Greenpeace Arctic activists feel chill of Russia's repression
After a protest near the Prirazlomnaya oil platform, Russian officials boarded Greenpeace's ship the Arctic Sunrise outside the port city of Murmansk. Photo: Dmitri Sharomov/Greenpeace/Handout via Reuters.
He’s a bird, he’s a plane, he’s….Ecoman?
Maybe not so much. Although President Vladimir Putin strapped into a hang glider and “guided” some Siberian cranes on their migratory path to somewhere a year ago, his claim to ecological ethos is going nowhere.
Russia is not only one of the most polluted countries in the developed world – a legacy of the Soviet Union’s military industrial complex – but one of the most hostile to its environmental activists.
Mostly that passes under the radar in a world of mayhem and media-melt. But the charge of piracy against 30 Greenpeace activists who were protesting Russia’s Arctic oil drilling in the Far North has brought it into sharp focus.
Pirates, as any kid knows, are guys with cutlasses who are out to rob and pillage. Or nowadays, Somali gangs with state-of-the-art weapons who are holding ships to multi-million-dollar ransom. Not the shoestring operations carried out by non-profit groups on missions to save what’s left of the planet.
Putin himself knows it. And he’s publicly scoffed at a piracy charge, but sniffed that that was no excuse for “violating international law.” More tellingly, he’s put oil and gas development at the top of his agenda – especially as Russia has been overtaken by its old rival the U.S. in economically crucial oil and gas production, according to latest figures.
Putin’s stay in power, which he may try to extend beyond 2018, as a virtual president-for-life, depends on fuelling the budget with energy profits. Think of the Harper government on steroids.
But it isn’t just the energy business that brings such a backlash against environmental activism – something Canadians are already familiar with. The struggle over clearing the Khimki forest north of Moscow for an $8 billion highway to St. Petersburg got ugly three years ago, when environmental protester Konstantin Fetisov had a baseball bat broken over his head and ended up in a coma.

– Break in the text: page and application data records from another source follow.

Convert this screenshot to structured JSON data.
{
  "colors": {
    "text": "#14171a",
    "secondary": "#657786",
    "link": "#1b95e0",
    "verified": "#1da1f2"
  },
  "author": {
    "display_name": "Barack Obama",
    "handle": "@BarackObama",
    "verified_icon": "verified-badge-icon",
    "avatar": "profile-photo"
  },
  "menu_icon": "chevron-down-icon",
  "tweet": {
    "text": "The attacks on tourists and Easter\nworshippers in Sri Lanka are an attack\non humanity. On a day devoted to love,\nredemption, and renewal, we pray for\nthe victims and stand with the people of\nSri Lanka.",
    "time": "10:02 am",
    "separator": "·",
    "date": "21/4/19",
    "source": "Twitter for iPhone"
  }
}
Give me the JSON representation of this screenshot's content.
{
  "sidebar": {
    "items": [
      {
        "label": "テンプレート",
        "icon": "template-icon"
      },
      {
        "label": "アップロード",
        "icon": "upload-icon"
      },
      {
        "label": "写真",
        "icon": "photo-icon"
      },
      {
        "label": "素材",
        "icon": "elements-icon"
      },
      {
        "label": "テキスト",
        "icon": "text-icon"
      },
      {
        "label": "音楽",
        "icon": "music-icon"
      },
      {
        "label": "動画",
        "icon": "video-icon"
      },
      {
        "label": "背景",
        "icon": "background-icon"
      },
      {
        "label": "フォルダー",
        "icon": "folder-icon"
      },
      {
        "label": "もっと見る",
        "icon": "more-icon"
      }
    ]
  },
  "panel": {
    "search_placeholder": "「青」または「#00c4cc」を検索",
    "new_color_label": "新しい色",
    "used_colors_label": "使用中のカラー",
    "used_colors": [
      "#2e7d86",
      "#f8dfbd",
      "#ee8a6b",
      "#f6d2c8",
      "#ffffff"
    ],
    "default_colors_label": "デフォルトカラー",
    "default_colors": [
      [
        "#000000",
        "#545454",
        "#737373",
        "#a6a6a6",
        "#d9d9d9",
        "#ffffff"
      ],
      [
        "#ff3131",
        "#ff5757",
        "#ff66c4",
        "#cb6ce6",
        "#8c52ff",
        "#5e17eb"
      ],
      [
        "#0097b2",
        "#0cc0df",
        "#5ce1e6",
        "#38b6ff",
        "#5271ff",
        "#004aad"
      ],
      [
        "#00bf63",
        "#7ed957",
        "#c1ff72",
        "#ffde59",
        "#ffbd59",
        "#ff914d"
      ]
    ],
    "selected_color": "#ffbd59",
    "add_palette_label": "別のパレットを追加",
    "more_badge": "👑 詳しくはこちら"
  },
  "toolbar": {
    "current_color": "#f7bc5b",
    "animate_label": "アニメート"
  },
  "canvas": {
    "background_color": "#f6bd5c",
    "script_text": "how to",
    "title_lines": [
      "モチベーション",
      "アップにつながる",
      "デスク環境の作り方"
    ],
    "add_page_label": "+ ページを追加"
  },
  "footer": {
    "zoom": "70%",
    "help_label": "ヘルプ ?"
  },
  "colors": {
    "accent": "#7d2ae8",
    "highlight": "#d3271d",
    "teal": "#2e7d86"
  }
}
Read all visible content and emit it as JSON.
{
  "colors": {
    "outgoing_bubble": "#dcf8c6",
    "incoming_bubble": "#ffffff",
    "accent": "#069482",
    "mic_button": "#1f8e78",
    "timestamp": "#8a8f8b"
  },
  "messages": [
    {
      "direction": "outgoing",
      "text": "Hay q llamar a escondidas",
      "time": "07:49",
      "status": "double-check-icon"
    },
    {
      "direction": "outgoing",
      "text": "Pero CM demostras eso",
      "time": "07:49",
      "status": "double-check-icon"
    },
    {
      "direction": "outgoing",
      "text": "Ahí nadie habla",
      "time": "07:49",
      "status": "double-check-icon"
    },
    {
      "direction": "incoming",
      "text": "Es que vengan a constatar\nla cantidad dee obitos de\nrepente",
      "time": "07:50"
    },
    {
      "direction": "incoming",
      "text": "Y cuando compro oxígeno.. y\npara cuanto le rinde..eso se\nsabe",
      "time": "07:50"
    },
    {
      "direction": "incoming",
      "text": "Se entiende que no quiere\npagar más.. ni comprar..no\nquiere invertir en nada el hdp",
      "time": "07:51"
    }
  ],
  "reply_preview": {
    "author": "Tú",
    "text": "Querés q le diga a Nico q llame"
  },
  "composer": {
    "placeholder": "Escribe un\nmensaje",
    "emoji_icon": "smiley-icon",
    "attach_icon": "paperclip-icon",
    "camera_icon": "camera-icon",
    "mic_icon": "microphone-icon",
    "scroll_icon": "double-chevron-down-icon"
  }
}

He survived, and his attackers got a rare conviction, although a senior official suspected of directing the hit was not implicated. Earlier, fellow activist Mikhail Beketov was savagely attacked, leaving him literally speechless for life. He lost a leg and several fingers as result, but his assailants were never arrested.
Last year zoologist Suren Gazaryan fled Russia after a criminal investigation was launched when he joined a group of activists taking pictures of illegal yacht moorings built on the Black Sea shore, near a palatial property linked with Putin. Other activists have been beaten or shot to death in Russia's remote regions.
But environmentalists are only some of the activists who are under attack today. Putin's political opponents have been charged and jailed. And in an attempt to marginalize NGOs that survive on non-Russian funds, the authorities have passed a law to brand them "foreign agents," raided their offices and intimidated staff.
On Friday, Amnesty International complained that “the Moscow authorities’ refusal to sanction a small (AI) event to highlight Russia’s appalling human rights record ahead of the Sochi Olympics highlights the lack of tolerance for freedom of expression in Russia today.”
Human rights, clearly, are low on the agenda in spite of Sochi. If the Greenpeace detainees had feathers, they might fare better in Putin’s Russia.
Olivia Ward covered the former Soviet Union as a bureau chief and correspondent from 1992 to 2002.